>| recursion falls out naturally, but is under explicit user control. The
>| documents required by a given document form its "XML BOS".
>| "Ilinks" are links that do not reside at an endpoint of the data they they
>| links, and may not even reside in the same document. Ilinks in an XML BOS
>| should be resolvable relative to documents in that BOS.
>| I just don't see that this is that complicated. Is this is a clearer way of
>| explaining it?
>Yes, thank you. I think that I understand most of what you are saying
>now, but the XML BOS itself still appears to be arbitrarily complex.
Not really, but I see from a little later on that there's still a
>I assume that by "explicit user control" you mean "explicit
>If I understand the proposal correctly,
>ilinks can be scattered throughout a document like raisins in a
>pudding, and any one of them can potentially pull into the BOS any
>number of other ilinks via recursion.
No. Only an occurence of a required-for-processing AF instance pulls in
other documents. That is the real difference between the HyTime BOS, which
follows all links to some fixed level of recursion, and the XML BOS that I
am proposing, which pulls in only documents explicitly requested by the
They are like raisins in a pudding though.
> So as the author/publisher of a
>document, I have "explicit control" over the ilinks with which I
>populate a document, but no control at all over the resulting BOS. I
>may, for example, include an ilink to your well-behaved document, and
>tomorrow you may decide to update your document to include a link to a
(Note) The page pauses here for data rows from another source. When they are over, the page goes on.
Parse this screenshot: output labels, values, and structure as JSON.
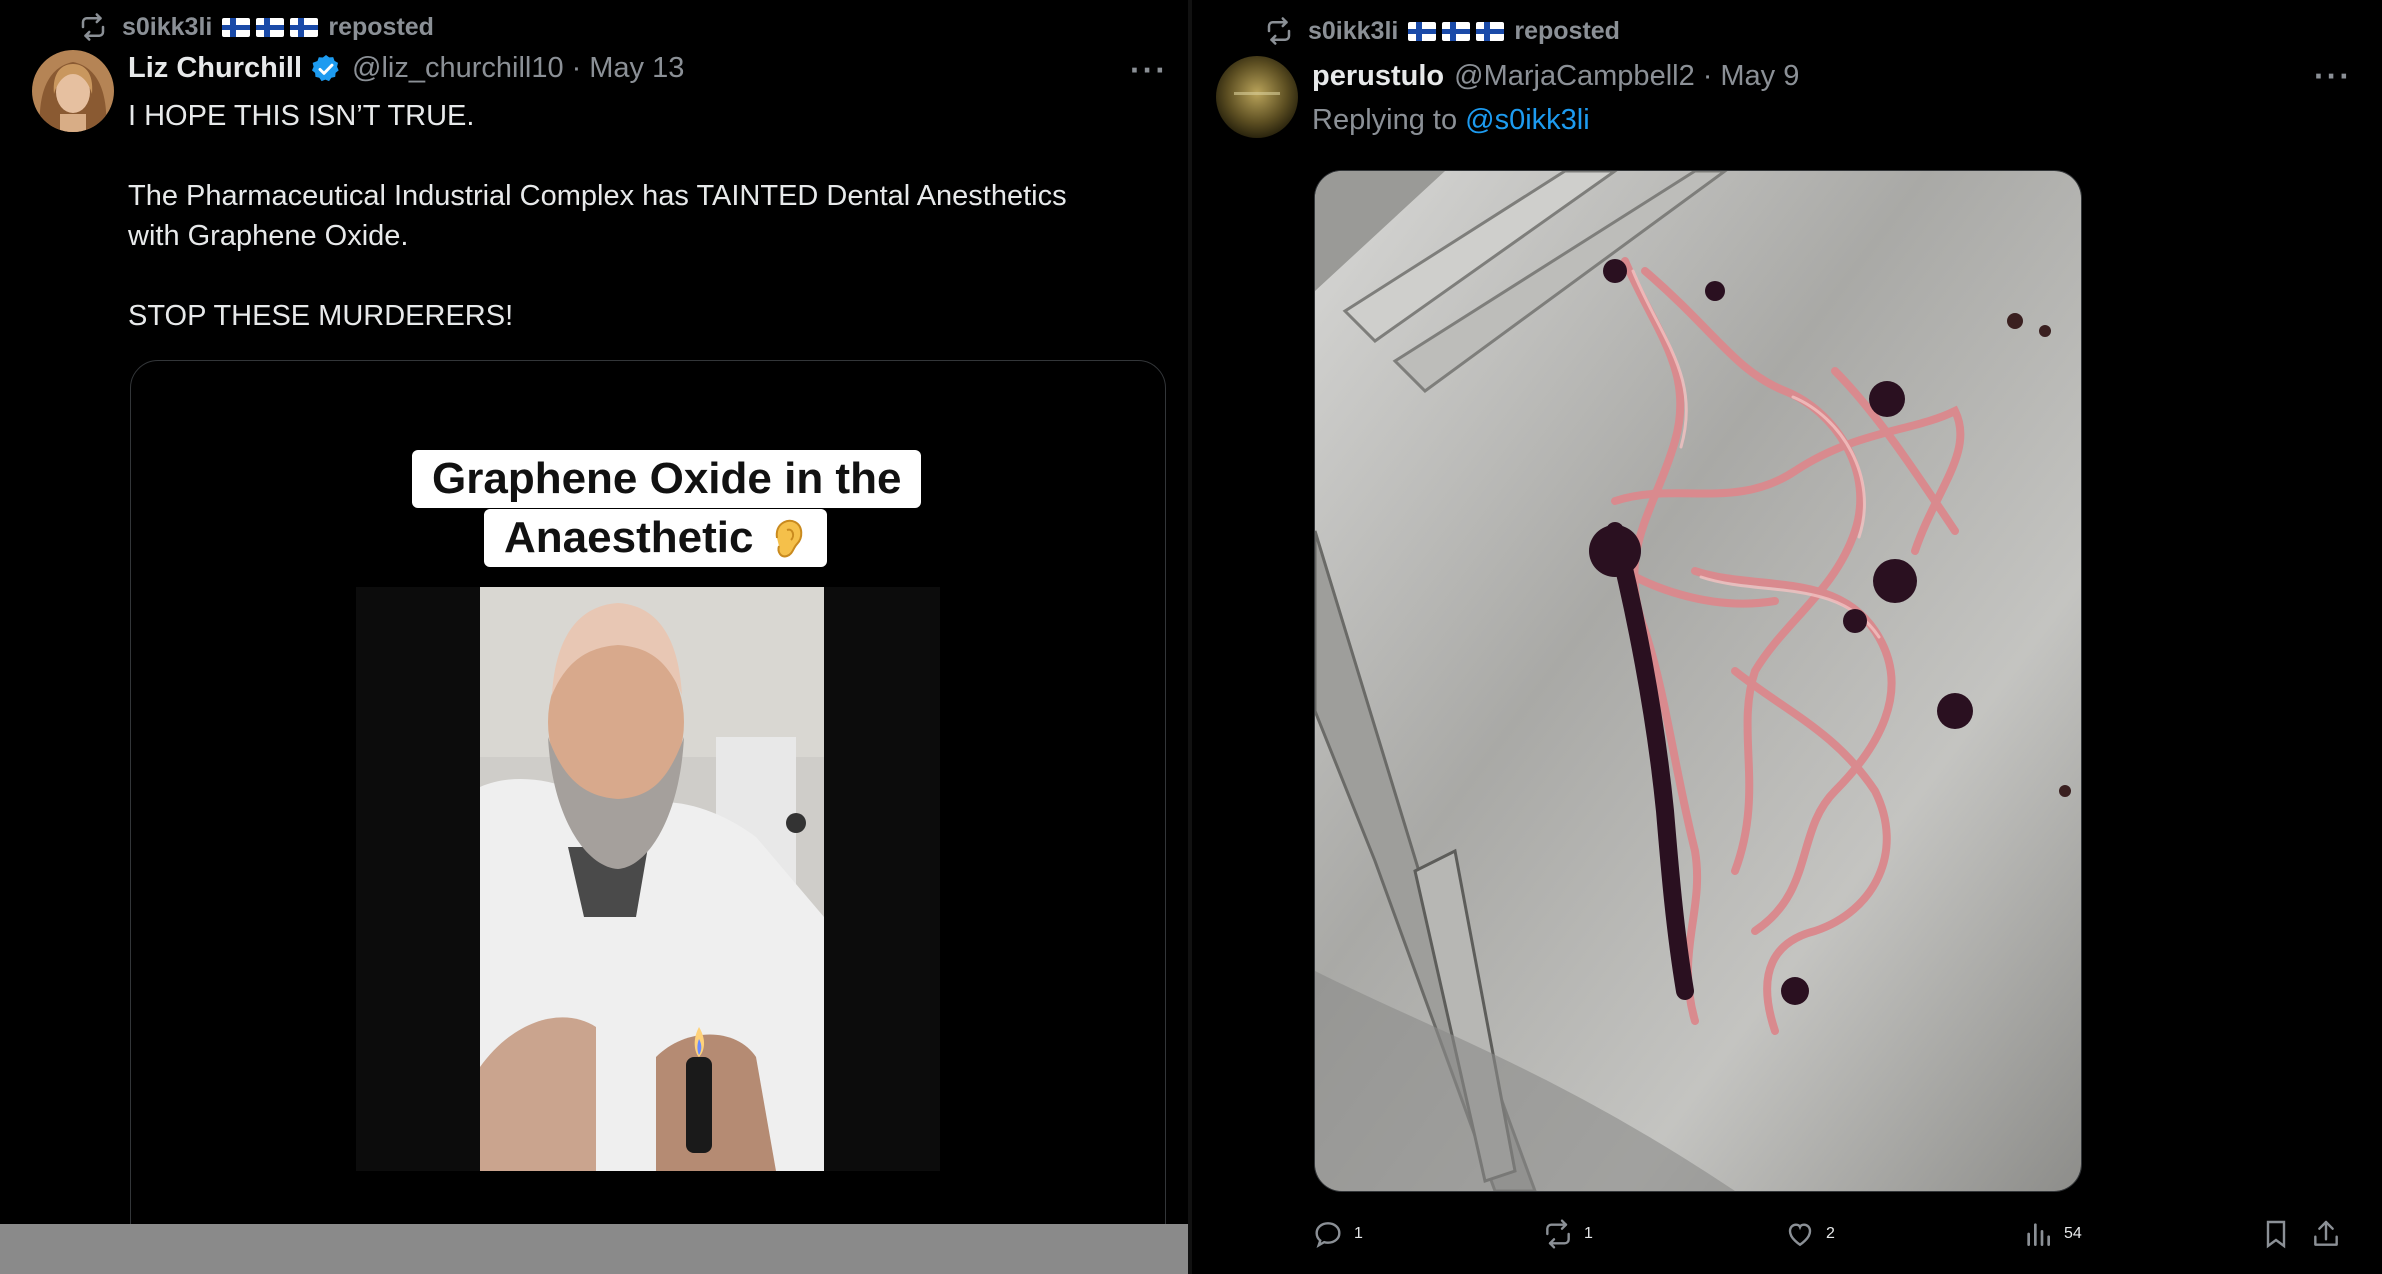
{
  "left_post": {
    "repost_user": "s0ikk3li",
    "repost_label": "reposted",
    "author_name": "Liz Churchill",
    "author_handle": "@liz_churchill10",
    "date": "May 13",
    "text_line1": "I HOPE THIS ISN’T TRUE.",
    "text_para2_line1": "The Pharmaceutical Industrial Complex has TAINTED Dental Anesthetics",
    "text_para2_line2": "with Graphene Oxide.",
    "text_para3": "STOP THESE MURDERERS!",
    "video_caption_line1": "Graphene Oxide in the",
    "video_caption_line2": "Anaesthetic",
    "caption_emoji": "ear"
  },
  "right_post": {
    "repost_user": "s0ikk3li",
    "repost_label": "reposted",
    "author_name": "perustulo",
    "author_handle": "@MarjaCampbell2",
    "date": "May 9",
    "replying_label": "Replying to",
    "replying_handle": "@s0ikk3li",
    "image_icon": "steel-tray-with-red-fibers-photo",
    "actions": {
      "replies": "1",
      "reposts": "1",
      "likes": "2",
      "views": "54"
    }
  },
  "colors": {
    "background": "#000000",
    "text": "#e7e9ea",
    "muted": "#8b9096",
    "link": "#1d9bf0",
    "verified": "#1d9bf0"
  }
}
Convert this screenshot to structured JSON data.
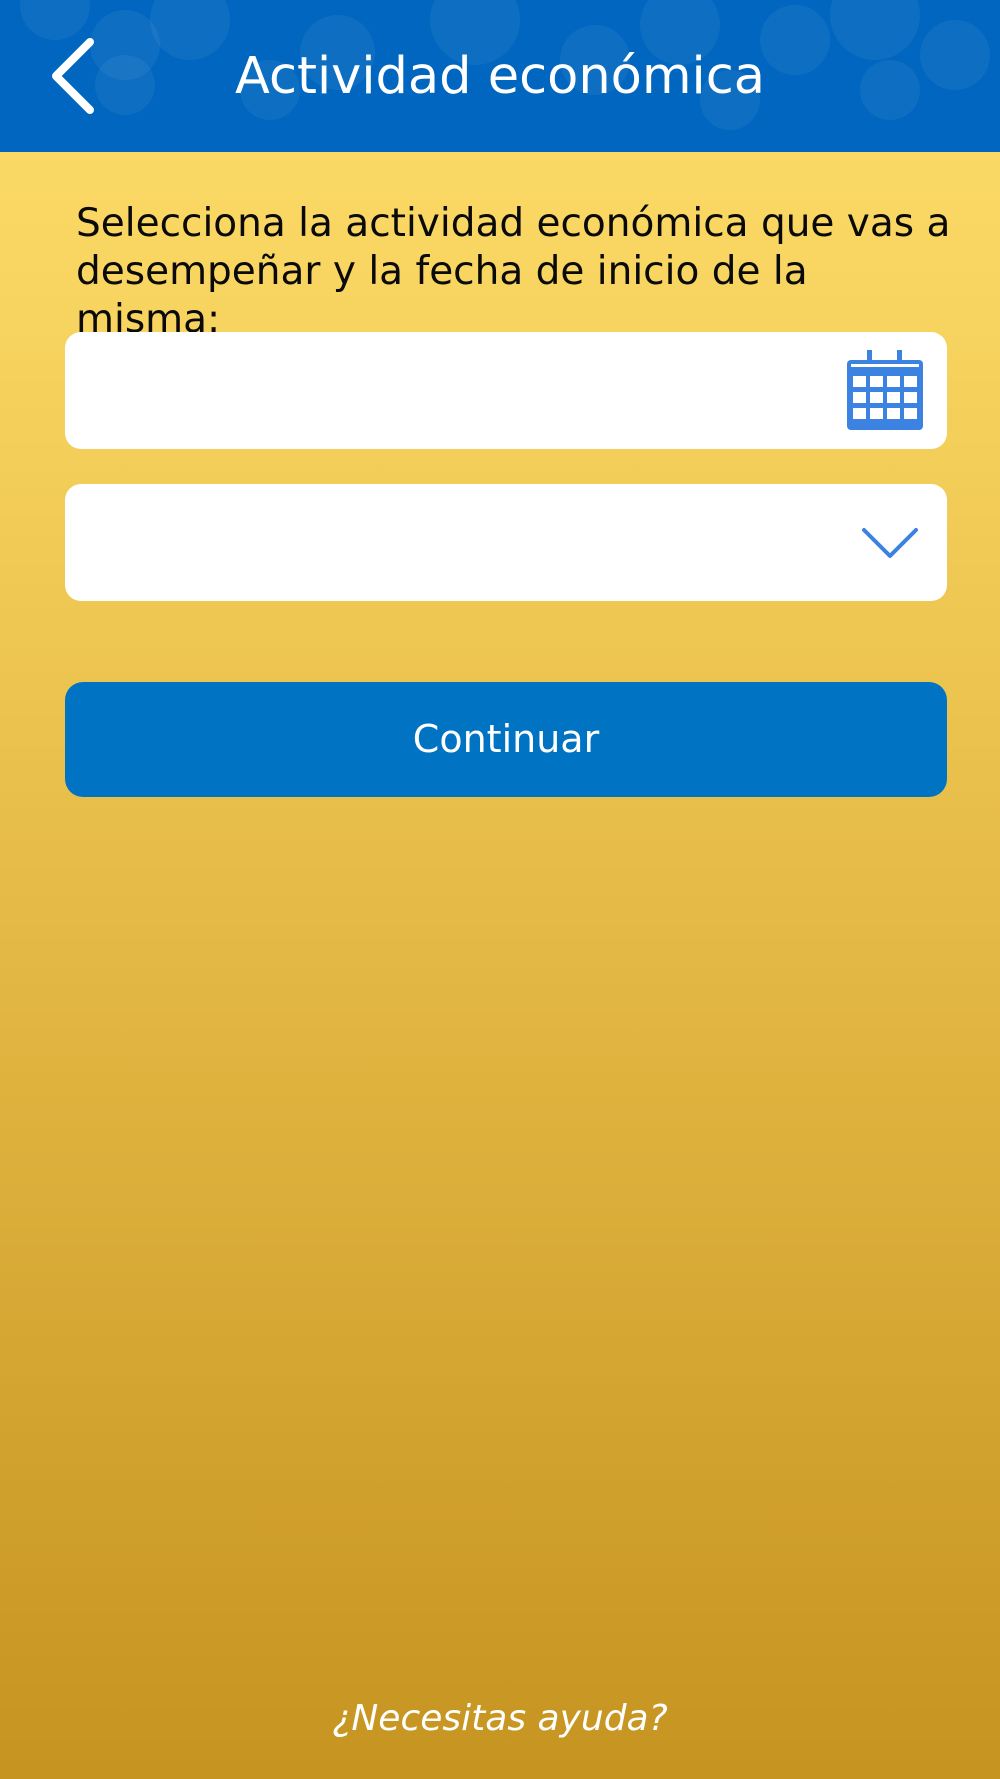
{
  "header": {
    "title": "Actividad económica",
    "back_icon": "chevron-left-icon",
    "background_color": "#0066bf"
  },
  "form": {
    "instructions": "Selecciona la actividad económica que vas a desempeñar y la fecha de inicio de la misma:",
    "date_field": {
      "value": "",
      "icon": "calendar-icon"
    },
    "activity_field": {
      "value": "",
      "icon": "chevron-down-icon"
    }
  },
  "buttons": {
    "continue_label": "Continuar",
    "continue_color": "#0073c2"
  },
  "footer": {
    "help_link": "¿Necesitas ayuda?"
  },
  "colors": {
    "accent_icon": "#3c82e0",
    "background_top": "#fedd6a",
    "background_bottom": "#c69420"
  }
}
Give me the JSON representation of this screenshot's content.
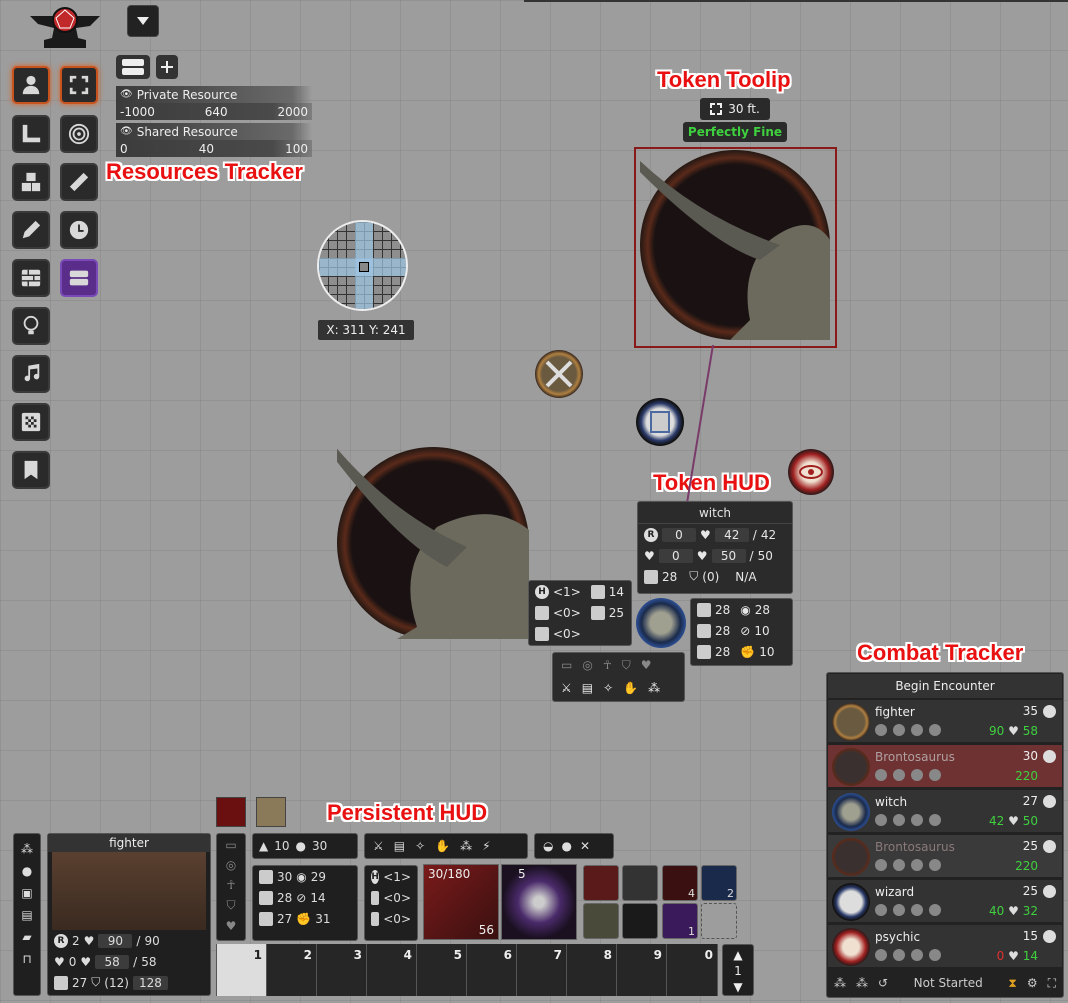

>100 MB collection of topic maps. Result: today my user brings up my
>document in five seconds, tomorrow the same document takes several
>hours to load and then runs out of memory and dumps core. Do I
>understand correctly that this is a necessary implication of your
No, the above misunderstanding makes this secnario possible, but on my
scenario, the author has control as long as she does not make someone
else's document "required-for-processing".
>Assuming that I've got that part wrong and that you are not suggesting
>a scheme that can result in a variable BOS of arbitrary size beyond my
>control, I am still uncomfortable with a form of organization that
>allows ilinks to be distributed at random even in a single document,
>let alone in multiple documents. The key problem with links is link
>management, and I just can't see how management is easy if ilinks are
>allowed to be located arbitrarily. A Knowledgeable Person has
>suggested to me offline that what I'm really after here is the concept
>of a link database, and that's exactly right. "It's eleven o'clock;
>do you know where your ilinks are?"
This is a matter of strategy. If I've got a series of glossed text examples
with complicated alignments between them, I can best control my links by
having a little bundle of ilinks associated with each example. If I am
using ilinks to annotate an entire file, I might prefer the single "ilink
bunch" proposal you started with.
We can only enable good organization, not require it, unless we think we
can formally define all the reasonable uses ahead of time.
>My problem (and I think Martin's problem and Len's problem) can be
>solved with a mechanism that allows the construction of ilink
>databases and a way to include specific ilink databases in the XML
>BOSs of specific documents. I like this approach partly because it
>gives me a believably finite set of links to manage and partly because
>I can divide up the work of maintaining such a structure and assign
>that work to specific people.
My proposal enables that as well, but does not preclude internal ilinks,
which have a suprising number of uses. (graphic callouts, for instance).
>Another correspondent has suggested that the kind of industrial
>problem I'm trying to solve is just a small part of the problem space.
>No doubt this is true, but I'm much happier with a solution to the
>more pedestrian application that can be extended later than I am with
>a general solution that seems inherently fragile or unmanageable.
I don't think that the general solution is fragile, when understood
properly. And I think I gave two nice examples of places where separate
ilink files might be inconvenient.
You are right that any strategy that follows links will cause trouble in
one of two ways:
1. each link will have to be labelled with whether or not its destination
is XML BOS-augmenting. I think this fails the complexity test.
2. We pull in too much stuff, including things written by others that
might uncontrollably bloat the relevant XML BOS.
I am not a number. I am an undefined character.
David Durand firstname.lastname@example.org \ david@dynamicDiagrams.com
Boston University Computer Science \ Sr. Analyst
http://www.cs.bu.edu/students/grads/dgd/ \ Dynamic Diagrams
MAPA: mapping for the WWW \__________________________